We got to a point where we couldn’t acquire customers fast enough. So we entered a crossroads where we were running out of money – really fast.

We were burning the money that we raised too fast and the experiments we were testing wasn’t working. Most people would say that we could’ve just went out and raised more money, but we didn’t think we had the metrics to do that. So instead, we chose to scale the company down simply because again, we didn’t think that we had the metrics.

Scaling down was a critical infection point in the company. It was by far the toughest time because we have to let people go. It was the first time that I’ve have had to fire people that are doing good at their job. We had to make a decision to keep the most valuable parts of the team, but it was still really tough to do. For me as a founder when I ask people to quit their job and come join my company, they’re trusting me to make the right choices for the company so that we don’t have to go through this stage where we have to let people go, because otherwise, we’ll go out of business.

After doing that, we had to become profitable out of necessity, which we did. Our operation back then was maybe $80,000 a month or so that we were spending on the team and on other things. Also, around that time, the cash in the bank at the most critical month was around $60,000, so we had less than a month’s worth of runway in the bank.

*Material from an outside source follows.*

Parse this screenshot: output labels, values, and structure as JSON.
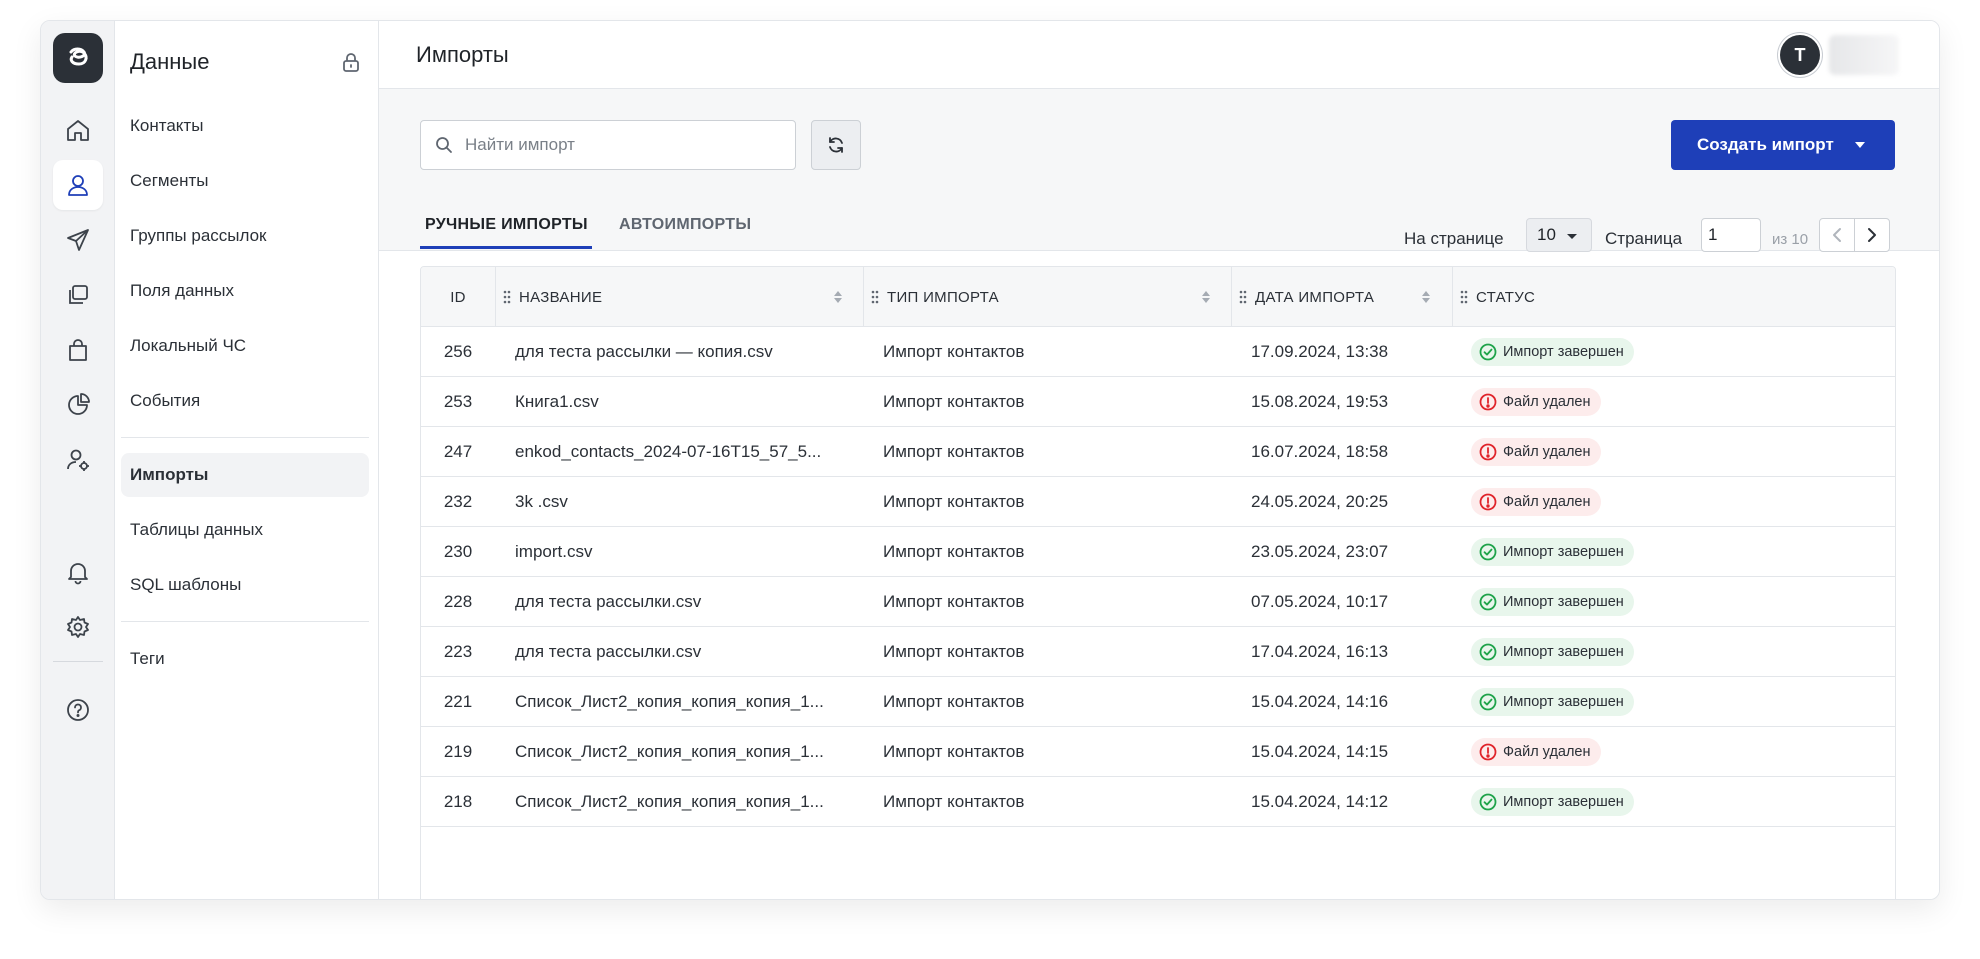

Luckily, after we scaled down, we became profitable again.

Today we are at a much better place, we are profitable, and we’re growing faster. But still, we’re lucky to be at a point where raising money is an option for us, and not a need.

We were holding the need to raise money until we are sure that we know where to spend it. Raising money helps you grow faster, but it’s also a promise to these investors that your company can become “X” big, and that’s a challenge that we don’t have to deal with now.

What do you think you could’ve done differently?

I think how much time it took us to really care about churn and retention was a mistake; those are both things we should have focused on more early in the beginning.

Next, with the team and with hiring, I think we could’ve done things differently too. Now, we’re much slower to hire. First, we make sure budget-wise that we are going to be able to afford this person with an extra cushion in case we have a bad month or three. It’s important for us that we’ll still be able to hold their position if a bad month comes and that their job is not at risk. We also try to do a consulting project with any prospect we’re trying to hire. We’ll ask them to do a paid project in whatever area they’re going to be doing inside the company, just to understand their talents, their skill set, how they work, how they get along with the team, and things like that.

Next, firing fast is another thing that we look at. I remember seeing a lot of blogs talking about how you should hire slow and fire fast. It’s tough advice, but it’s true – it’s very valuable to understand and practice.

Lastly, we now focus a lot on our company culture. We have a position at our company called the Culture Manager, and it’s their job to keep everyone happy and excited about work. We’ve succeeded at creating a company culture and a work environment that our team loves and is excited about. We go out as friends beyond work often. However, this can make firing hard because you get close to people, but that’s where firing fast is important.

It’s important early on that you remove people that aren’t doing good work and that are infecting the company culture, instead of waiting until it’s too late.